• Work required: The lines below that include "اخته" are to be found and copied.

======

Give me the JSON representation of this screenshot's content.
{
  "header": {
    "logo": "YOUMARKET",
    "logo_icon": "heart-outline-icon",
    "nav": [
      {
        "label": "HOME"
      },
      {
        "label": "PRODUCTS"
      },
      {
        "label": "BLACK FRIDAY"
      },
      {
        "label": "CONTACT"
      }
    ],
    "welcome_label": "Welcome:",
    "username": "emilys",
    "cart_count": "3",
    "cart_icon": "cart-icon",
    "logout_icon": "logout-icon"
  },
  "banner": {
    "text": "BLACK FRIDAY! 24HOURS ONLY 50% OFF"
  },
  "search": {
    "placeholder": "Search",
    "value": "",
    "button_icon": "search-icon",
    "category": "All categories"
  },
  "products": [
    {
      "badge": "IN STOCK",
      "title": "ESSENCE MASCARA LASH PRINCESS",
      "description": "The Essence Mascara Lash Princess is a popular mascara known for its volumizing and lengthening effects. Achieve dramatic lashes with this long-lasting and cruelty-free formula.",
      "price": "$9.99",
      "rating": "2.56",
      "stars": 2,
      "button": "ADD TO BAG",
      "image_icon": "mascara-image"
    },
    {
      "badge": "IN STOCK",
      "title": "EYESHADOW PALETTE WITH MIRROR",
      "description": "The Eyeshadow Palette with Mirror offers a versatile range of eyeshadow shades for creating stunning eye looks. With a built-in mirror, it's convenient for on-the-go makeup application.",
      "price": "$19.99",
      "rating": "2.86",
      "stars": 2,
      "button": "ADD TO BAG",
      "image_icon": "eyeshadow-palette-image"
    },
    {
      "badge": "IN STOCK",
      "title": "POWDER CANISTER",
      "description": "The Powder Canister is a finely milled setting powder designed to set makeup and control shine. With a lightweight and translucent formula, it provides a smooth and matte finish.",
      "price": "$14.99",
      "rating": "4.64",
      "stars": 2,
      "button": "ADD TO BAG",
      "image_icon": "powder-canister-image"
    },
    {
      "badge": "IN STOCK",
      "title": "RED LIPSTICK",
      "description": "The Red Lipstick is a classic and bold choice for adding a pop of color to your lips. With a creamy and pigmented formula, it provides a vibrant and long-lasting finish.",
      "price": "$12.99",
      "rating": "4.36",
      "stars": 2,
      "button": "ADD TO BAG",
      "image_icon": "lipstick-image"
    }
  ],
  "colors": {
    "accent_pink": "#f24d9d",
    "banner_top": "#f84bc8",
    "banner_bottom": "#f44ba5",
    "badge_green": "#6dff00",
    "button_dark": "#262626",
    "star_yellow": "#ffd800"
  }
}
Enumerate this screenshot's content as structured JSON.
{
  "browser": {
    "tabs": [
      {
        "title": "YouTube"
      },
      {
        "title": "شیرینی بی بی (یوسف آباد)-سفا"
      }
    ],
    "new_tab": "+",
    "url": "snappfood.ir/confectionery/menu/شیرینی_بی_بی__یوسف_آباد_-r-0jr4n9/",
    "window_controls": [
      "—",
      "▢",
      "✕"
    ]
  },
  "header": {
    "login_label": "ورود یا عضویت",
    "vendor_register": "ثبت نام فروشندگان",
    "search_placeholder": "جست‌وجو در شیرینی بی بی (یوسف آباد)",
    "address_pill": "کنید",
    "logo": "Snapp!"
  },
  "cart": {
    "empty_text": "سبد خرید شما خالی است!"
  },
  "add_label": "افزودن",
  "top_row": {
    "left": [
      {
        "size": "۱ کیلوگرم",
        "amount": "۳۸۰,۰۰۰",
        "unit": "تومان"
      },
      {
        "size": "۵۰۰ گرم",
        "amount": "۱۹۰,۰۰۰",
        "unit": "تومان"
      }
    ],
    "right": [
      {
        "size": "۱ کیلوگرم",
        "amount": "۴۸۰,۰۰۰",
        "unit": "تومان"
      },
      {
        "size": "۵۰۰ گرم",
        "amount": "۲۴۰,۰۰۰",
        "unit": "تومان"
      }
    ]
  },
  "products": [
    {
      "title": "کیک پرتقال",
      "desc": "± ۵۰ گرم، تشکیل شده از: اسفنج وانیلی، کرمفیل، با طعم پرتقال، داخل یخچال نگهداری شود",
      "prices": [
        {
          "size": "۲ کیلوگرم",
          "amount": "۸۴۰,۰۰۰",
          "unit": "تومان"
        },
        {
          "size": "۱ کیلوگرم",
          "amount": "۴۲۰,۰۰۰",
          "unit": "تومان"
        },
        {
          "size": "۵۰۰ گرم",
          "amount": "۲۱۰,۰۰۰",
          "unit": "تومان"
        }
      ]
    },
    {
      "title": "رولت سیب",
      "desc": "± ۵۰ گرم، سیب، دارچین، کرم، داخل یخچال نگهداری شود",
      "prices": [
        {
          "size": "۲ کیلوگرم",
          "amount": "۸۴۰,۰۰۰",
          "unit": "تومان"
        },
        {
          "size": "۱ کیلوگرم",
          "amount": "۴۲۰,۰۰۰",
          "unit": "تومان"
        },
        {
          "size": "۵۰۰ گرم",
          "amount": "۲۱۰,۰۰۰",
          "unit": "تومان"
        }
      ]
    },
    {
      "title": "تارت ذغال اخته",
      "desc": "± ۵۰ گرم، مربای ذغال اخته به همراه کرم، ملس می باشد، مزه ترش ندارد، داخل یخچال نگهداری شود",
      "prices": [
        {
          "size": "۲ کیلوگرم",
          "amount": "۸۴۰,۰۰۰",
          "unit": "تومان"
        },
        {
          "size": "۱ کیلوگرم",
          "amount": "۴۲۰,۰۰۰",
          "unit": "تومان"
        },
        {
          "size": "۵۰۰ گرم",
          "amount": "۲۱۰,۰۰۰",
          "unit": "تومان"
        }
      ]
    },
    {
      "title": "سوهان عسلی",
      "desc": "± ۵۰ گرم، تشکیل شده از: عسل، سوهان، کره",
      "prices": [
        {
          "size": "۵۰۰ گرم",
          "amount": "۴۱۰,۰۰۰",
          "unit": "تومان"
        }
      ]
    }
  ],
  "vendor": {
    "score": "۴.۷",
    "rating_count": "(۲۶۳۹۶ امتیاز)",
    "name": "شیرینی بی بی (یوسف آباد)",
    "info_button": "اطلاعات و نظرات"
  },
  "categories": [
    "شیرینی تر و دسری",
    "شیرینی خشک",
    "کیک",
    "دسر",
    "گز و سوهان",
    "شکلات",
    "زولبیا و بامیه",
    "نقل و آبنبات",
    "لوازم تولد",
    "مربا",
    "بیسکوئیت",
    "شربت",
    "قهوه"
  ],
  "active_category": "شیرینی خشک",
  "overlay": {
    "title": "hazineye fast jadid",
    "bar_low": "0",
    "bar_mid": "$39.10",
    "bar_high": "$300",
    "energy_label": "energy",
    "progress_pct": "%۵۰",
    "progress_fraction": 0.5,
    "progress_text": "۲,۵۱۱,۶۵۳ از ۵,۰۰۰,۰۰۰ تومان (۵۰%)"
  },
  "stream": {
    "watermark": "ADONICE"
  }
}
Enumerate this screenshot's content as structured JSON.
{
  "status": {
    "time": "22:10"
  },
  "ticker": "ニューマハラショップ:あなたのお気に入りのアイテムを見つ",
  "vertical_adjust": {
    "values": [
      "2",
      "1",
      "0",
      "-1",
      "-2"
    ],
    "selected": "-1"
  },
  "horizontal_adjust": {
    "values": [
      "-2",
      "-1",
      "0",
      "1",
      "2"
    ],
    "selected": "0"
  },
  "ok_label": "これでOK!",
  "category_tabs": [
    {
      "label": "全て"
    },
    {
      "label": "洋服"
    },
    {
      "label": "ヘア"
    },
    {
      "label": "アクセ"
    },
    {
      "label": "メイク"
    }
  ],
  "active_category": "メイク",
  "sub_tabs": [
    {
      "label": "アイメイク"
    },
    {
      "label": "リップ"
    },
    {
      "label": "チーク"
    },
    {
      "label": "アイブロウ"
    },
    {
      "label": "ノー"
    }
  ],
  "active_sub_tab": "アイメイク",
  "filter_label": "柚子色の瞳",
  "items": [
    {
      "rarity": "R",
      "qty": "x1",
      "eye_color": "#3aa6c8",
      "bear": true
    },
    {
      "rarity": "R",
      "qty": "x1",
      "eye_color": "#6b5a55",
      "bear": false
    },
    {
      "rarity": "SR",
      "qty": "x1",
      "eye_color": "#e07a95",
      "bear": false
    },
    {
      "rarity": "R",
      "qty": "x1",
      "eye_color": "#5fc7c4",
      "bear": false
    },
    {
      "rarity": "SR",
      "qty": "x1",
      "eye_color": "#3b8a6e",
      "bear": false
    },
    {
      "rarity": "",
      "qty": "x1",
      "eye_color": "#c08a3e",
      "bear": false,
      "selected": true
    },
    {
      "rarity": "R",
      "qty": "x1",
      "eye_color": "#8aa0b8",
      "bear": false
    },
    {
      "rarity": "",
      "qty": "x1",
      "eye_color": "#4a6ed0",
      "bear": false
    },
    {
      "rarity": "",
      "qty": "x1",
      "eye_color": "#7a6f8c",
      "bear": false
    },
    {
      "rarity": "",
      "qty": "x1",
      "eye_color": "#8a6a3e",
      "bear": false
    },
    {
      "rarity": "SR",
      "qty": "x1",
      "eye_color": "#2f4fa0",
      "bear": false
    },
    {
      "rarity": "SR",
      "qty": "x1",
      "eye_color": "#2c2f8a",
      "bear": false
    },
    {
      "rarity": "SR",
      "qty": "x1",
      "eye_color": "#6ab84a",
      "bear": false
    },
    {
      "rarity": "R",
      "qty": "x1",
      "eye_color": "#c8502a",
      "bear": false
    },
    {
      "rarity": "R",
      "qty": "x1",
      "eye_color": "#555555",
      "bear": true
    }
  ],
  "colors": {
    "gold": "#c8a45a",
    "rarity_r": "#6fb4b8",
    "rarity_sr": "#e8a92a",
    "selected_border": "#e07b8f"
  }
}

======

• Exercise result:
      "title": "تارت ذغال اخته",
      "desc": "± ۵۰ گرم، مربای ذغال اخته به همراه کرم، ملس می باشد، مزه ترش ندارد، داخل یخچال نگهداری شود",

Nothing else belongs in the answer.